Remember that those yogis probably felt like you when they started. There will always be someone who is more flexible, stronger, more dedicate than you. That is a life lesson we all need to learn, not just in yoga. Even when your practice advances and you’re able to do impressive looking arm balances and inversions, somebody’s alignment will always be better or he/she can hold the pose longer. If you keep on comparing yourself to others, you’ll never be happy with your own practice.

Learn to focus on yourself instead. You’re not here to impress anyone, you’re taking time for yourself. Everyone will be too busy with themselves anyways to pay any attention to their neighbor on the mat.

And just because someone can twist deeper or reach further than you doesn’t make them a better person. Some of the most advanced yogis I’ve met are also the most humble. They don’t want to brag about their progress, they keep on practicing because it makes them feel good. If you do the same, you’ll one day be one of them.

 

How long does it take to become flexible with yoga?

It is impossible to answer that question for everyone: Your level of flexibility depends on so many things.

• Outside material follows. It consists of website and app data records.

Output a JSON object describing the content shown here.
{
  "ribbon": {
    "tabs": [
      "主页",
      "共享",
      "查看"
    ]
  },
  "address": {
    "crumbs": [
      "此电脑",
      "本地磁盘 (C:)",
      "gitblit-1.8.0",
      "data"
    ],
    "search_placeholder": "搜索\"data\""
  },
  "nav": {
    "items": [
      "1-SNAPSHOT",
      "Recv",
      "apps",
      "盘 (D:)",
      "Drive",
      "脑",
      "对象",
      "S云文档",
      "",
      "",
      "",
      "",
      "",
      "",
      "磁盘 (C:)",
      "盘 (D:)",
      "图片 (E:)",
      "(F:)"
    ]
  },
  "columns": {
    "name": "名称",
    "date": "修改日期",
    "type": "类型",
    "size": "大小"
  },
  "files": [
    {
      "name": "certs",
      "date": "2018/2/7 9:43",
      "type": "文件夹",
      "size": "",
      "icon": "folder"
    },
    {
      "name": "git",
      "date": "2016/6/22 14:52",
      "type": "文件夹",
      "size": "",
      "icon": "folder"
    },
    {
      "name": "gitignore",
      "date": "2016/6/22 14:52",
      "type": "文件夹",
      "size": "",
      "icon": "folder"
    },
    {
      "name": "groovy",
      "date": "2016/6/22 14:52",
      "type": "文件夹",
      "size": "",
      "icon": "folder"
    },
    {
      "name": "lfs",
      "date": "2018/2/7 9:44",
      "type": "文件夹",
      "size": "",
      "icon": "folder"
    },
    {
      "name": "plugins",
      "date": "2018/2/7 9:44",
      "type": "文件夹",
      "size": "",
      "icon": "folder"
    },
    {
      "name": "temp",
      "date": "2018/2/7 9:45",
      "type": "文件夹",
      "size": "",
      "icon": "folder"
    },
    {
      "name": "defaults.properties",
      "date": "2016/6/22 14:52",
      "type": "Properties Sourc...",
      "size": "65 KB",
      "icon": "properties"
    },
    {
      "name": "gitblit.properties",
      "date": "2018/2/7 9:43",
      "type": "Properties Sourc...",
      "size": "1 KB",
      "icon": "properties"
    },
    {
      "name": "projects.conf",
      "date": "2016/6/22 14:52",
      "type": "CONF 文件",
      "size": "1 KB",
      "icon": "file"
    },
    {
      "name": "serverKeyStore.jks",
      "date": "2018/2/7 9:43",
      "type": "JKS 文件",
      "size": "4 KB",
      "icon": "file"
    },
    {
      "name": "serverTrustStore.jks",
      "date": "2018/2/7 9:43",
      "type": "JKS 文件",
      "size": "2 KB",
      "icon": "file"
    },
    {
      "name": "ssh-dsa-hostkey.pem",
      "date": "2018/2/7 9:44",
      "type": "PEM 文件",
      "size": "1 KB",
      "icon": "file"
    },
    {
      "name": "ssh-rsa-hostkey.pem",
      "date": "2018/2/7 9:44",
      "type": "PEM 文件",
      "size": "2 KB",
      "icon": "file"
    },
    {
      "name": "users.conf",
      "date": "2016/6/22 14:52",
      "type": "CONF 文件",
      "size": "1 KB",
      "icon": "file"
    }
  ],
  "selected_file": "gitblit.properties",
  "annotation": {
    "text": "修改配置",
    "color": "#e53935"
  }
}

Some people are naturally flexible, others still struggle after years of practicing yoga.

It also depends on what kind of day you’re having. Maybe you just got off a plane after a long flight, maybe you didn’t sleep well, or it is very cold where you are and your muscles tighten. And on other days you can touch your toes easily. Generally, people see improvements after only a few weeks, but you have to keep it up in order to maintain that flexibility.

It also depends on how often you practice. If you take some time to practice every day, you’ll soon see progress. If you practice once a week, it might take quite a while. It doesn’t have to be much, but try to practice at least 5-10 minutes a day, especially if you spend a lot of time sitting at a desk.

You also need to ask yourself what flexibility means to you: Do you want to be able to touch your toes, or is your goal to have your leg behind your head? A general rule of thumb is: The more impressive the pose looks, the longer it will take to get there. Be very patient and gentle with yourself, anger and frustration are not going to help you in any way – if you push too far, you might overstretch and hurt yourself.

 

Related questions

What if I’m not good at yoga?

The answer is very simple: Your yoga practice isn’t the problem, it is your attitude. Yoga is not a sport in the traditional sense of the word, it is not a competition. Yoga teaches you to accept where you are at – in your life and in your practice, and to appreciate what you have. When we can’t master a pose and get frustrated, we tend to forget that the fact that we are even physically able to practice is already a gift. Treat your body with love and patience, and you’ll gradually get “better at yoga”.

What is the best yoga for beginners?

That depends on your physical condition and what other physical exercises you usually do. If you consider yourself a very active person, you might find beginner Vinyasa flows enjoyable. Iyengar Yoga is usually not as physically demanding, but great for beginners because it focuses on alignment and you learn how to do the poses correctly from the start. If you are more interested in learning what type of yoga is best for you, read our in depth article on the different types of yoga.

Will yoga make me strong?

If you practice more active styles like Vinyasa, Ashtanga, Rocket Yoga etc., definitely. You gradually learn to do chaturangas (similar to push ups) and progress to inversions like headstand and arm balances like crow pose.